Things Not Seen

Things Not Seen    

Andrew Clements (Young Adult Science Fiction)

Did you ever wish that you were invisible or could just become invisible—even for a day?  Well that’s what happened to Robert “Bobby” Phillips one morning.  He goes to bed an average, normal fifteen-year-old boy and wakes up invisible.  There’s no explanation for it, although his physicist father knows that something doesn’t happen without a reason.  But how can this possibly happen?  What could have caused this?  Promising to keep his “condition” secret, Bobby and his parents frantically search for a cause and a cure because a boy that suddenly vanishes won’t go unnoticed for long.  But then Bobby meets Alicia, a blind girl he literally bumps into at the library.  Surely his secret would be safe with her?  After all, Bobby needs to share this with someone and maybe she can help because time is quickly running out.

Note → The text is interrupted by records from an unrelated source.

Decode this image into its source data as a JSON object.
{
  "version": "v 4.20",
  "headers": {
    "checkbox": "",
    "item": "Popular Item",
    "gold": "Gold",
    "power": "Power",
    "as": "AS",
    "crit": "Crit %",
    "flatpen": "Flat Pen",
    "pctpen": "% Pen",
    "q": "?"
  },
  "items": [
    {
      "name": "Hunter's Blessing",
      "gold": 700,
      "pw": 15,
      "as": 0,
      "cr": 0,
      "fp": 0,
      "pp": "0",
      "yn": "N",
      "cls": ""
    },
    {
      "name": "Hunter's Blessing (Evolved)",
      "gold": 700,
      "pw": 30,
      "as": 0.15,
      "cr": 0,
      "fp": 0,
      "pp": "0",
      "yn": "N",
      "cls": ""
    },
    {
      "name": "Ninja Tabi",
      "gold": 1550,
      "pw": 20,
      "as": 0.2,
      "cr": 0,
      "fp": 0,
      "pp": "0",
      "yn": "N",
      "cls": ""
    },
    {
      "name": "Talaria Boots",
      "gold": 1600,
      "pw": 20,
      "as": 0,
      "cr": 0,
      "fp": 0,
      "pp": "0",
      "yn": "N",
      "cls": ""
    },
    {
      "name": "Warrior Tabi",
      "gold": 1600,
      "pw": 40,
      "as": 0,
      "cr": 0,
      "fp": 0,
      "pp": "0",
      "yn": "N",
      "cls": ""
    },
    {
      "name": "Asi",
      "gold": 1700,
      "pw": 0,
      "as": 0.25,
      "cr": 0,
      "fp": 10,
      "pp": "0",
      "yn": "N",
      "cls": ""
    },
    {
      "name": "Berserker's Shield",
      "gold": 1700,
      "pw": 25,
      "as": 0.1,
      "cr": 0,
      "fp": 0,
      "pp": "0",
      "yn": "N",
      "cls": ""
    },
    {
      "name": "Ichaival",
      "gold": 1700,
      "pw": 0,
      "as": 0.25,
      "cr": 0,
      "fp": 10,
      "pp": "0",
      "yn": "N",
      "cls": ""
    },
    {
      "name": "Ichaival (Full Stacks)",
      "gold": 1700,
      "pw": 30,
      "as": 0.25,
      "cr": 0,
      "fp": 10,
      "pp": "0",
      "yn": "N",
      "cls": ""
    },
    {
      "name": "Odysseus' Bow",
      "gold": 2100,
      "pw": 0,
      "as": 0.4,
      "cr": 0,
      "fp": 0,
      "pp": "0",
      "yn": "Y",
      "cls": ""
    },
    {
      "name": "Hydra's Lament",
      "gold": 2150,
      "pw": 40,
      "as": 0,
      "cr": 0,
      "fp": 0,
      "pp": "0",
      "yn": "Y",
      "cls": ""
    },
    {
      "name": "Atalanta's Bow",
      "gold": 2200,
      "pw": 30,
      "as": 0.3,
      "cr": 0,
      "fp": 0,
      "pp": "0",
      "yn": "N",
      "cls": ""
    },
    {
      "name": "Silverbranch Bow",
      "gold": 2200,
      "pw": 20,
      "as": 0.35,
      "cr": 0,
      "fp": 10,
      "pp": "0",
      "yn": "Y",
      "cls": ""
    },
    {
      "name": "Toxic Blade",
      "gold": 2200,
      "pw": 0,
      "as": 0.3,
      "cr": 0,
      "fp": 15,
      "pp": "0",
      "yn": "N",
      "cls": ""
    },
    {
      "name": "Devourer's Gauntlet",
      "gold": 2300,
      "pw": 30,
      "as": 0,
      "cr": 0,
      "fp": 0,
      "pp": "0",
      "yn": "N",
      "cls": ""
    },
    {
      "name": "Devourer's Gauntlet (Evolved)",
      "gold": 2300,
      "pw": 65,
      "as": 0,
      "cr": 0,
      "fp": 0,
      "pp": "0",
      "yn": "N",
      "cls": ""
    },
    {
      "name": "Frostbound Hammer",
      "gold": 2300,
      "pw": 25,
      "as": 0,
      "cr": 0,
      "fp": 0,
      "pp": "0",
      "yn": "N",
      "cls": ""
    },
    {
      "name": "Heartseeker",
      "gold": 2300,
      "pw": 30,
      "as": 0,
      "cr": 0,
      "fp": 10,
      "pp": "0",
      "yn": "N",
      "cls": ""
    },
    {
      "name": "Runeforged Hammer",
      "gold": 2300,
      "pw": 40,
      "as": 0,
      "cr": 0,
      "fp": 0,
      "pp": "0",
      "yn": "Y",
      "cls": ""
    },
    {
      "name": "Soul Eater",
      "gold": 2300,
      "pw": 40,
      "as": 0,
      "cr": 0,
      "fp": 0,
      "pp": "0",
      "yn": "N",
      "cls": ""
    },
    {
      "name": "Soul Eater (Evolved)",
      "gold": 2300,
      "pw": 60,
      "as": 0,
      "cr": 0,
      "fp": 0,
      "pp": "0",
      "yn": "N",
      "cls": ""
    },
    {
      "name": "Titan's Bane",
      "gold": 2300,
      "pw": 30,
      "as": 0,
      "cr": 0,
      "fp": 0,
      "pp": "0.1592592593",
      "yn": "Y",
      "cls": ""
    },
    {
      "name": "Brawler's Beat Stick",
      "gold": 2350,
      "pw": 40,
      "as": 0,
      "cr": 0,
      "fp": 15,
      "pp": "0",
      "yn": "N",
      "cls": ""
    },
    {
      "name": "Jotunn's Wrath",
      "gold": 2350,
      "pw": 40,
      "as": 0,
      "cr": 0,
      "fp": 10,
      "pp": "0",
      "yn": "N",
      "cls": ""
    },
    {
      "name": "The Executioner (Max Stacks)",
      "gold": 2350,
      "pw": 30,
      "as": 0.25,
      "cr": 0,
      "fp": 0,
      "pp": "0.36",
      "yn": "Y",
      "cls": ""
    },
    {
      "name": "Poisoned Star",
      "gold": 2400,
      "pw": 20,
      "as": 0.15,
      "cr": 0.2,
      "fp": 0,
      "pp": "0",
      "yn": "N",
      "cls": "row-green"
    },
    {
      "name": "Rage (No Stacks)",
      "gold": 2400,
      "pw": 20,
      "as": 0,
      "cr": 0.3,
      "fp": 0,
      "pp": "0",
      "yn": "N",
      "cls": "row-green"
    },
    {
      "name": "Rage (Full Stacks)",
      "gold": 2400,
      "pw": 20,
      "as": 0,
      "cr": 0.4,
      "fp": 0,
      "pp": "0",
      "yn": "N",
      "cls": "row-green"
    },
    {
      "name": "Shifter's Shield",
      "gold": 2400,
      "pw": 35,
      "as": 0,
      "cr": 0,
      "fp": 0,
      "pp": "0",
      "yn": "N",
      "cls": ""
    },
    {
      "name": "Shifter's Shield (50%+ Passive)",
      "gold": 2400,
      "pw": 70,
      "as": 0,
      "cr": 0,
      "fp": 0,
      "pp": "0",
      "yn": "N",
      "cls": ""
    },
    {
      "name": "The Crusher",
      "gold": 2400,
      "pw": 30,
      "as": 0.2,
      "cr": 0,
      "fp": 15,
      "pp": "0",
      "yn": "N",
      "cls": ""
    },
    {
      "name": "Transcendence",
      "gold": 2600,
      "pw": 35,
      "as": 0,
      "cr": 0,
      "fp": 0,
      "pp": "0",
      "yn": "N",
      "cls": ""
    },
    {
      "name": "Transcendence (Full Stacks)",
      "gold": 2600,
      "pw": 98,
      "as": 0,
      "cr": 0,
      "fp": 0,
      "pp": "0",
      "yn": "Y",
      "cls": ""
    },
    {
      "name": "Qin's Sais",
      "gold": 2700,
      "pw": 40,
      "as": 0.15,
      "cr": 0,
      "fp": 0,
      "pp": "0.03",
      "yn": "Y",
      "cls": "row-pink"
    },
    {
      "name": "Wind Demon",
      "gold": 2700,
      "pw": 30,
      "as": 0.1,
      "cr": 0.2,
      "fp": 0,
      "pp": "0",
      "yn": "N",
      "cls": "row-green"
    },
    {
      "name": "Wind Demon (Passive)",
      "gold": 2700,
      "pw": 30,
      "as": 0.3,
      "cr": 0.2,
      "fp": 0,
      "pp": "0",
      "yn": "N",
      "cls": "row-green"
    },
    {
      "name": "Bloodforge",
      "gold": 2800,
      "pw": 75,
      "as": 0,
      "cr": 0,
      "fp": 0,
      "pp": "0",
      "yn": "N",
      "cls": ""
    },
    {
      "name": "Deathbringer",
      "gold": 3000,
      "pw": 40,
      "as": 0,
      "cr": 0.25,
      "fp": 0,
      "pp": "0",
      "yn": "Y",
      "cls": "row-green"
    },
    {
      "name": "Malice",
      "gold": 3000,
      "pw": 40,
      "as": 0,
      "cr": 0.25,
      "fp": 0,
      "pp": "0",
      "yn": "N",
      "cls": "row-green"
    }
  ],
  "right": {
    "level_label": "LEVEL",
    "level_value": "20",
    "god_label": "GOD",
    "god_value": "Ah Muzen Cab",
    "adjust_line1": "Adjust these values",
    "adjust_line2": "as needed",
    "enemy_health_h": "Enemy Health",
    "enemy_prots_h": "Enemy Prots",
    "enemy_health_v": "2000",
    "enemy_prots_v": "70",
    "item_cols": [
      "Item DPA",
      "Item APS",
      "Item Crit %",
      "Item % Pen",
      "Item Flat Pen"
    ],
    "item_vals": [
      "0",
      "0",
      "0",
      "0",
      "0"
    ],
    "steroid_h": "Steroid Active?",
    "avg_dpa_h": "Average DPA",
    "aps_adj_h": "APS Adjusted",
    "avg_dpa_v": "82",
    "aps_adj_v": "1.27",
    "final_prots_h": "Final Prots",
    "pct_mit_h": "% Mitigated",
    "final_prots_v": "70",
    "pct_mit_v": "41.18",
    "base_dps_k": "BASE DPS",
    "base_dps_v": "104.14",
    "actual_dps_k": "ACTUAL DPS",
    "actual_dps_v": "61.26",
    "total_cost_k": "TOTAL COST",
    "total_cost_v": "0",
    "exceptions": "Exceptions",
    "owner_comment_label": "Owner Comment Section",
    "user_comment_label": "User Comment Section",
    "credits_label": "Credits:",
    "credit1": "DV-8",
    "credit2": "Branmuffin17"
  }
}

Things Not Seen is the first of three books in the “Things” series by Andrew Clements.  In this installment, we are introduced to Bobby and his sarcastic yet devoted love interest Alicia Van Dorn.  This book has just enough science to make it a true science fiction, but not too much to bog down the story and lose reader interest.  Clements also gives us the standard fare of teenage angst: wanting acceptance from peers, craving independence from parents, and longing for a bit of attention from the opposite sex.  The need for acknowledgment, approval, and acceptance is truly universal, but these feelings are personified effectively through Bobby’s invisibility.

Throughout the book, we see Bobby’s new condition force an emotional awakening and maturity upon him.  What was a pleasant surprise was the evolution of his relationship with his parents (and vice versa).  Things Not Seen is a wonderful reminder that parents don’t always have the answers, and sometimes in order to really “see” someone, you simply just need to close your eyes and open your heart.

Rating: 4/5

* Book cover image attributed to www.amazon.com